16 November 2015 Published in News and Announcements
Still from CHELOVEK S KINOAPPARATOM (Man with a Movie Camera) USSR, 1929  |  Director: Dziga Vertov Still from CHELOVEK S KINOAPPARATOM (Man with a Movie Camera) USSR, 1929 | Director: Dziga Vertov

Beginning spring 2016, the University of Utah Department of Film and Media Arts and the Department of Modern Dance will offer a new course titled The Body & The Screen...

(FILM 3905-002, DANC 3961-002, DANC 6961-002) that will critically explore bodies in cinema, both on and off the screen.
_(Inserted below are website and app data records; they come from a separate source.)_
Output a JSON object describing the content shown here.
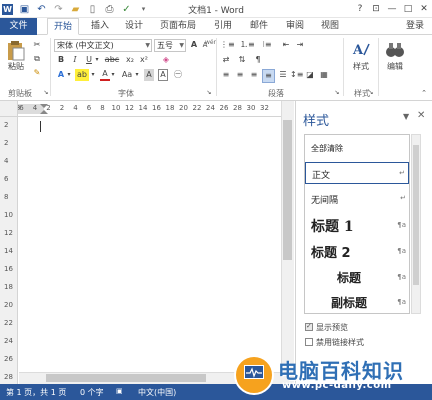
{
  "window": {
    "title": "文档1 - Word",
    "controls": [
      "?",
      "⊡",
      "—",
      "□",
      "✕"
    ]
  },
  "qat": {
    "icons": [
      "word-logo",
      "save",
      "undo",
      "redo",
      "open",
      "new",
      "print",
      "spell",
      "more"
    ]
  },
  "tabs": {
    "file": "文件",
    "items": [
      "开始",
      "插入",
      "设计",
      "页面布局",
      "引用",
      "邮件",
      "审阅",
      "视图"
    ],
    "login": "登录"
  },
  "ribbon": {
    "clipboard": {
      "paste": "粘贴",
      "label": "剪贴板"
    },
    "font": {
      "name": "宋体 (中文正文)",
      "size": "五号",
      "label": "字体",
      "row1_buttons": [
        "A",
        "A",
        "Aa",
        "A"
      ],
      "row2_buttons": [
        "B",
        "I",
        "U",
        "abc",
        "x₂",
        "x²"
      ],
      "row3_buttons": [
        "A",
        "ab",
        "A",
        "Aa",
        "A",
        "A"
      ]
    },
    "paragraph": {
      "label": "段落"
    },
    "styles": {
      "label": "样式"
    },
    "editing": {
      "label": "编辑"
    },
    "phonetic_label": "wén"
  },
  "ruler": {
    "h_ticks": [
      "8",
      "6",
      "4",
      "2",
      "2",
      "4",
      "6",
      "8",
      "10",
      "12",
      "14",
      "16",
      "18",
      "20",
      "22",
      "24",
      "26",
      "28",
      "30",
      "32"
    ],
    "v_ticks": [
      "2",
      "2",
      "4",
      "6",
      "8",
      "10",
      "12",
      "14",
      "16",
      "18",
      "20",
      "22",
      "24",
      "26",
      "28"
    ]
  },
  "styles_pane": {
    "title": "样式",
    "pin": "▼",
    "close": "✕",
    "items": [
      {
        "name": "全部清除",
        "mark": ""
      },
      {
        "name": "正文",
        "mark": "↵"
      },
      {
        "name": "无间隔",
        "mark": "↵"
      },
      {
        "name": "标题 1",
        "mark": "¶a"
      },
      {
        "name": "标题 2",
        "mark": "¶a"
      },
      {
        "name": "标题",
        "mark": "¶a"
      },
      {
        "name": "副标题",
        "mark": "¶a"
      }
    ],
    "show_preview": "显示预览",
    "disable_linked": "禁用链接样式"
  },
  "status": {
    "page": "第 1 页，共 1 页",
    "words": "0 个字",
    "lang": "中文(中国)"
  },
  "watermark": {
    "brand": "电脑百科知识",
    "url": "www.pc-daily.com"
  }
}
This new course will also explore the connection(s) between the filmic medium and bodies: bodies that watch the screen, bodies on the screen, and everything in between. The creator and teacher of the course is Stéphane Glynn, who received his BA from the University of Virginia (UVA) with Majors in Media Studies & Psychology and a Dance Minor and is currently completing an MFA in Film Production and a Graduate Certificate in Screendance at the University of Utah.

"The cinema has been intricately tied to bodies since its beginnings," said Glynn. “And this course will utilize a multi-disciplinary approach, bringing in perspectives from biology, psychology, sociology, anthropology, film & media studies, history, and other relevant fields to explore that.”

This course also asks students to:

  • Investigate the sensory experiences of audiences when watching films
  • Explore topics of gender, sex, race, and violence as they pertain to the cinematic body
  • Engage a multi-disciplinary approach as they address issues of the body and cinema
  • Analyze filmic elements such as mise-en-scène, cinematography, editing, sound work and others as they relate to bodies on the screen
  • Question the cultural impact of films for spectators and filmmakers
  • Discuss, write, and think articulately and critically about representations of bodies in films

“We will use the body as a focal point for discussions on auteurs, media and new technology, gender, race, audience perception, celebrity culture, and other aspects relevant to bodies and screens,” added Glynn.

The course will meet on Tuesdays for screenings and Thursdays for discussion from 6:00-9:00pm in FMAB 106 and is open to students from all disciplines.